My neighbors and I pulled off an outstanding Dia de los Muertos party in our courtyard last night. A lot of the night was spent gushing to our friends and family about how lucky we are to have such a tight-knit and dreamy complex. I have no doubt we will all look back on this time living here, whether it's three years or thirty, as one of our most glowing.
A lot of my favorite moments of the party were centered around the ofrenda. I put it together in the center planter on top of the lemon balm that grows wild there. It was made out of storage boxes and covered in a bed sheet and on top our family photos and marigolds and candles and salt water were placed. When people asked, I told them who were in the photos and explained that the salt water clears the air and represents ongoing life. It's my favorite point of Dia de los Muertos, the often forgotten fact that we're still alive (so, live it, fools, live it!) During the course of the party, more photos just appeared on the ofrenda. They were sparked with energy because I was always drawn back to the ofrenda when another photo arrived. My five year old neighbor Diana asked her mom about the whole set up. Her mom explained that it was a special place to celebrate the people we love who have passed on. And Diana shouted, "We have some of those!" And Leonard, my eighty-one year old neighbor who has lived in his apartment thirty-six years pulled me aside at the beginning of the party. He is frail, inches shorter than I, but his hair is perfect and full and he sports Clark-Kent glasses. He said, "This was a great idea, the honoring idea, I mean. I'm so glad you did that." Moments later I noticed a picture of Leonard’s wife on the ofrenda. The photo is from the 1970's and she is standing near the ruins of Central America. She is sketching on a pad and two local children, shirtless and barefoot, are stealing peaks over her shoulder. I stared at it for a long time.

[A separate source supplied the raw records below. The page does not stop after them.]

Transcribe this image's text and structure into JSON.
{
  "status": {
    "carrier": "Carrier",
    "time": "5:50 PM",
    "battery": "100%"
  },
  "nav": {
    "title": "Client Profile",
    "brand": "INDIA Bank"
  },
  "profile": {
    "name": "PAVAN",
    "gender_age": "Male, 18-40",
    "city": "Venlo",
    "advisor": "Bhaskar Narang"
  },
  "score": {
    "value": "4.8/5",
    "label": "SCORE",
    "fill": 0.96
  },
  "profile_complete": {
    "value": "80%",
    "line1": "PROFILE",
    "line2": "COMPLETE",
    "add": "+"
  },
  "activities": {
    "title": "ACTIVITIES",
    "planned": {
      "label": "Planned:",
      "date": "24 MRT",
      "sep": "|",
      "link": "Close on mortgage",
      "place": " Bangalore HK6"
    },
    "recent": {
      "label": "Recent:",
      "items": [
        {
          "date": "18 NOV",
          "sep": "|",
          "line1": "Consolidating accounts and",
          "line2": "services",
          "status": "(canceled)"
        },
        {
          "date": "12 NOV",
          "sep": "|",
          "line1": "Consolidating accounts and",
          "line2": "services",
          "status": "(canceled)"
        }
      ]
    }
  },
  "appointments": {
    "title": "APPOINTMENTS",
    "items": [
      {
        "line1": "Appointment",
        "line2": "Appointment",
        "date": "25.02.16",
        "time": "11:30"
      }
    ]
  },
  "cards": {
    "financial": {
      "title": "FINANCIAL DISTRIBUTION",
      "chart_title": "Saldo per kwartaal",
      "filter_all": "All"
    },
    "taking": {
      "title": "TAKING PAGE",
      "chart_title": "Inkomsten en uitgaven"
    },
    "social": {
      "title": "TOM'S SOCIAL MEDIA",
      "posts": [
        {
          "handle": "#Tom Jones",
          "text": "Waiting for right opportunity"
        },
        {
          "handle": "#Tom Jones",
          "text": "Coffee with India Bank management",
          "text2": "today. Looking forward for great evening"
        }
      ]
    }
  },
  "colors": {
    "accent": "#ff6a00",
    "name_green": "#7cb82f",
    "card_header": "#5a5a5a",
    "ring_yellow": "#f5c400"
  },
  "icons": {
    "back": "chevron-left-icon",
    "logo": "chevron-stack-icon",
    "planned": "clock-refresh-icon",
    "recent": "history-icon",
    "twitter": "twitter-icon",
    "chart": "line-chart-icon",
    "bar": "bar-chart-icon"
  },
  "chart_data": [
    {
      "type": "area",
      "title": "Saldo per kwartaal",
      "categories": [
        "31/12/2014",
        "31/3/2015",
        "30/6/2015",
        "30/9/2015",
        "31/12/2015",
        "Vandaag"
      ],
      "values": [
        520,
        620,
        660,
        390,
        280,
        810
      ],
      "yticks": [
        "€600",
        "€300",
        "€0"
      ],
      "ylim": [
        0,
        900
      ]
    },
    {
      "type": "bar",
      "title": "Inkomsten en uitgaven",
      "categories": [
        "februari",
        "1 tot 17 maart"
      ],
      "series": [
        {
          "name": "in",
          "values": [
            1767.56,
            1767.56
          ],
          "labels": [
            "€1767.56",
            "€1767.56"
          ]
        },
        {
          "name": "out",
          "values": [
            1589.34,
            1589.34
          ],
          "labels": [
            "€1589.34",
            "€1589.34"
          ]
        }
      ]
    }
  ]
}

I was able to put a photo of my grandmother on the ofrenda, which was monumental for me since I hadn't had a decent picture of her until only last week. This woman was my life preserver as a kid even if I didn't see her as much as I had wanted. I spent a lot of time begging god in my mind to see her more. She died when I was fifteen, a little young I thought to lose my foundation of emotional support, but maybe she knew I'd be ok. And though I didn't know her when she was this young, that stare in the photo pounds at my heart. Wow, I miss her, but I think I'm doing her proud.
On to the living, fools! So, yes, we dressed for the party. Here I am as La Calavera de la Catrina. I think most people know Catrina as an icon for Dia de los Muertos, but the initial sentiment behind José Guadalupe Posada's 1913 drawing of La Calavera de la Catrina -- which means fancy skeleton -- was that no matter how rich you are or how fancy or important you think you are, you will still die. Don't just live, fools, live well; do good.
As usual, Mandy and Melissa came fantastically correct. This photo needs to be made into a gigantic wall mural. Here's my neighbor and good friend Molly as a beautiful butterfly. She made a quinoa salad for the party that kicked serious ass. And oh lord, did I bake for this party. I baked my ass off; four days straight. I still have Halloween baking to do for the office, but here's my best foot forward:
These were actually for Mina's class party on Friday. The tombstone is vegan fondant-covered amaranth graham cracker. I think fondant is nasty, but the kids loved it! Because they'll eat dirt and poo mixed with lots of sugar! The pies came out great. Ironically, the pumpkin pies especially. I figured out that my original pumpkin pies weren't setting because of the lil' mini tins in which I was first baking/experiementing. I can't explain why the filling wasn't setting in them, but whatev. I got it now. Molly said, after my many attempts, "Now that's perserverance." Here's the vegan Cobweb Apple Pie: And the pumpkins. The Picado Pumpkin Pie was raffled off at the party. And finally, the cupcakes . . . Fondant skulls and flowers (and designs in edible pen!) on top of lemon cupcakes.
I love my husband because he’s kind of a dick. But he’s soft with me and his lip quivered at our wedding. I love my daughters. They’re brilliant and funny, and I’m here to kick down mountains that get in their way. I’m a vegan, and all is right in my world because of it. I can still beat the neighborhood in HORSE because I have a bad-ass set shot. Justice is served well through fair food, and scarcity would be a myth if we shared more, damn. Yo soy una mezcla which leaves me mixed up sometimes. My commute bike’s name is Loops and she’s my favorite kind of car. I wish I had written Chronicle of a Death Foretold. I’ve endured 54 hours of tattoo work. But above all, I fiercely believe in the underdog.
"The only people for me are the mad ones, the ones who are mad to live, mad to talk, mad to be saved, desirous of everything at the same time, the ones who never yawn or say a commonplace thing, but burn, burn, burn, like fabulous yellow roman candles exploding like spiders across the stars and in the middle you see the blue centerlight pop and everybody goes "Awww!" - Kerouac (As told to me by Marigoldie)